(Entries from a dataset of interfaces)
++++
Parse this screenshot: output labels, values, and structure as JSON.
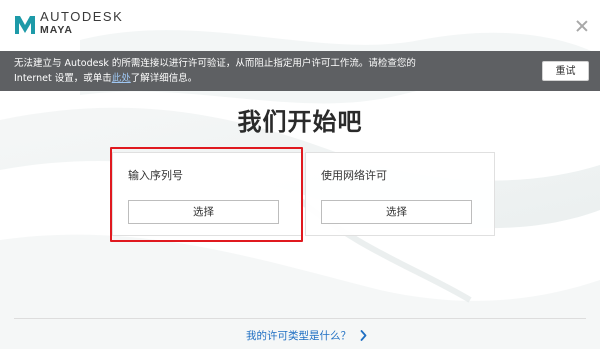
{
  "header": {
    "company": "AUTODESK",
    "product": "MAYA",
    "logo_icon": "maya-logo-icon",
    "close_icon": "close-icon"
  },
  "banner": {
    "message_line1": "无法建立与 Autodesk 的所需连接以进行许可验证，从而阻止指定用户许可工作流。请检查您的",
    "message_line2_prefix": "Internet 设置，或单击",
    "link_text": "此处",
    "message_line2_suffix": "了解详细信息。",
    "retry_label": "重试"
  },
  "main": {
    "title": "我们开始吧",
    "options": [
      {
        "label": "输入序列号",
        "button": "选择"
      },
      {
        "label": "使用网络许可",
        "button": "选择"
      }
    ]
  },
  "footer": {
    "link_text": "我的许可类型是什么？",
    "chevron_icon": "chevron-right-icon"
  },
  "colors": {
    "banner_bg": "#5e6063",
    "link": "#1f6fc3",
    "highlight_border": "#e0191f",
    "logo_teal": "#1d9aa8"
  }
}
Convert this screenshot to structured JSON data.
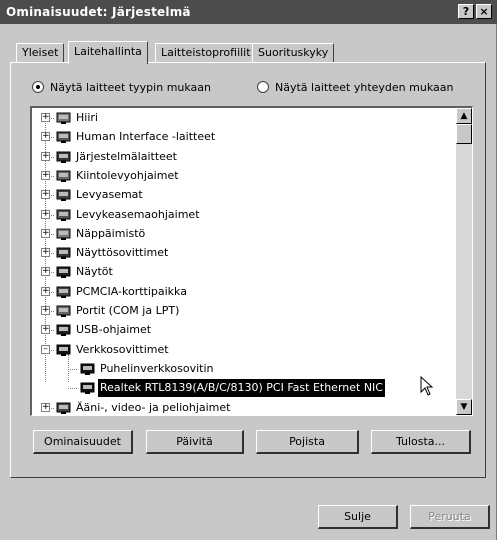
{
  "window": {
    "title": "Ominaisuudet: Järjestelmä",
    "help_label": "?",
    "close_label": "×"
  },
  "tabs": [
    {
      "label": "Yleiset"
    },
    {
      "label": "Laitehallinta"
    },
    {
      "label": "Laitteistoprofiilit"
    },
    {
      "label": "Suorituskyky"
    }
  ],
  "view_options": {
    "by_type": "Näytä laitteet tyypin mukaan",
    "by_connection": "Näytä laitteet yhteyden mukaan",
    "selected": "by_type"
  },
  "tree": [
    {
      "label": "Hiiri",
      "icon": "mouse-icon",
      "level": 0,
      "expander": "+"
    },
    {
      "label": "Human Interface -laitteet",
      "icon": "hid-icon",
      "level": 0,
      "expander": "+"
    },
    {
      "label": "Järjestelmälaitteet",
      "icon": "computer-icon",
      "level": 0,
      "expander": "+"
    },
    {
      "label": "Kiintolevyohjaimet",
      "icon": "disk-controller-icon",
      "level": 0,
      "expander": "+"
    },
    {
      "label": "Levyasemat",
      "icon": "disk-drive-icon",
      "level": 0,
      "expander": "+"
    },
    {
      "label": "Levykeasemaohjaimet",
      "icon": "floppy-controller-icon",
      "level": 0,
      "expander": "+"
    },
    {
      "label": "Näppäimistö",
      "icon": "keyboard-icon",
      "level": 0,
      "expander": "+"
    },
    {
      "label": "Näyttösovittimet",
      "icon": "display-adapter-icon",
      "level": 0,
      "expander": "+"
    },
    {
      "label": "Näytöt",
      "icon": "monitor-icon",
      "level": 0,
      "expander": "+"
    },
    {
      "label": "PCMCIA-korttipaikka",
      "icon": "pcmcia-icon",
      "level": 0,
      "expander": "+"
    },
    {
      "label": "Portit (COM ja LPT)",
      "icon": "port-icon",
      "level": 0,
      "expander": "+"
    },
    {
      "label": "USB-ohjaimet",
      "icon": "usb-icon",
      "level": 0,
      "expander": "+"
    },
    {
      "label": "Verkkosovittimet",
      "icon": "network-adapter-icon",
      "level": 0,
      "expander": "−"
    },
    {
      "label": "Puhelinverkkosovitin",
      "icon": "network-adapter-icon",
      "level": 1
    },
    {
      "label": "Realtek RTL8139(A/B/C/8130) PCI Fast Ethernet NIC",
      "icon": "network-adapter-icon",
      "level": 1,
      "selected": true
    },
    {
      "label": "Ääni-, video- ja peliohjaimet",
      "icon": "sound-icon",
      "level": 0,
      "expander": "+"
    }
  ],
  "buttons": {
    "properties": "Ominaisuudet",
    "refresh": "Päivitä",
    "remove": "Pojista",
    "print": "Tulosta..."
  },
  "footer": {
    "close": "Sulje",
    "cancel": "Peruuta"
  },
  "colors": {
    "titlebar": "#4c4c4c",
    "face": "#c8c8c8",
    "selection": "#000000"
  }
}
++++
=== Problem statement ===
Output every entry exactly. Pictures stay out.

=== Finished task ===
Parse this screenshot: output labels, values, and structure as JSON.
{
  "header": {
    "company": "AUTODESK",
    "product": "MAYA",
    "logo_icon": "maya-logo-icon",
    "close_icon": "close-icon"
  },
  "banner": {
    "message_line1": "无法建立与 Autodesk 的所需连接以进行许可验证，从而阻止指定用户许可工作流。请检查您的",
    "message_line2_prefix": "Internet 设置，或单击",
    "link_text": "此处",
    "message_line2_suffix": "了解详细信息。",
    "retry_label": "重试"
  },
  "main": {
    "title": "我们开始吧",
    "options": [
      {
        "label": "输入序列号",
        "button": "选择"
      },
      {
        "label": "使用网络许可",
        "button": "选择"
      }
    ]
  },
  "footer": {
    "link_text": "我的许可类型是什么？",
    "chevron_icon": "chevron-right-icon"
  },
  "colors": {
    "banner_bg": "#5e6063",
    "link": "#1f6fc3",
    "highlight_border": "#e0191f",
    "logo_teal": "#1d9aa8"
  }
}
Convert this screenshot to structured JSON data.
{
  "window": {
    "title": "Ominaisuudet: Järjestelmä",
    "help_label": "?",
    "close_label": "×"
  },
  "tabs": [
    {
      "label": "Yleiset"
    },
    {
      "label": "Laitehallinta"
    },
    {
      "label": "Laitteistoprofiilit"
    },
    {
      "label": "Suorituskyky"
    }
  ],
  "view_options": {
    "by_type": "Näytä laitteet tyypin mukaan",
    "by_connection": "Näytä laitteet yhteyden mukaan",
    "selected": "by_type"
  },
  "tree": [
    {
      "label": "Hiiri",
      "icon": "mouse-icon",
      "level": 0,
      "expander": "+"
    },
    {
      "label": "Human Interface -laitteet",
      "icon": "hid-icon",
      "level": 0,
      "expander": "+"
    },
    {
      "label": "Järjestelmälaitteet",
      "icon": "computer-icon",
      "level": 0,
      "expander": "+"
    },
    {
      "label": "Kiintolevyohjaimet",
      "icon": "disk-controller-icon",
      "level": 0,
      "expander": "+"
    },
    {
      "label": "Levyasemat",
      "icon": "disk-drive-icon",
      "level": 0,
      "expander": "+"
    },
    {
      "label": "Levykeasemaohjaimet",
      "icon": "floppy-controller-icon",
      "level": 0,
      "expander": "+"
    },
    {
      "label": "Näppäimistö",
      "icon": "keyboard-icon",
      "level": 0,
      "expander": "+"
    },
    {
      "label": "Näyttösovittimet",
      "icon": "display-adapter-icon",
      "level": 0,
      "expander": "+"
    },
    {
      "label": "Näytöt",
      "icon": "monitor-icon",
      "level": 0,
      "expander": "+"
    },
    {
      "label": "PCMCIA-korttipaikka",
      "icon": "pcmcia-icon",
      "level": 0,
      "expander": "+"
    },
    {
      "label": "Portit (COM ja LPT)",
      "icon": "port-icon",
      "level": 0,
      "expander": "+"
    },
    {
      "label": "USB-ohjaimet",
      "icon": "usb-icon",
      "level": 0,
      "expander": "+"
    },
    {
      "label": "Verkkosovittimet",
      "icon": "network-adapter-icon",
      "level": 0,
      "expander": "−"
    },
    {
      "label": "Puhelinverkkosovitin",
      "icon": "network-adapter-icon",
      "level": 1
    },
    {
      "label": "Realtek RTL8139(A/B/C/8130) PCI Fast Ethernet NIC",
      "icon": "network-adapter-icon",
      "level": 1,
      "selected": true
    },
    {
      "label": "Ääni-, video- ja peliohjaimet",
      "icon": "sound-icon",
      "level": 0,
      "expander": "+"
    }
  ],
  "buttons": {
    "properties": "Ominaisuudet",
    "refresh": "Päivitä",
    "remove": "Pojista",
    "print": "Tulosta..."
  },
  "footer": {
    "close": "Sulje",
    "cancel": "Peruuta"
  },
  "colors": {
    "titlebar": "#4c4c4c",
    "face": "#c8c8c8",
    "selection": "#000000"
  }
}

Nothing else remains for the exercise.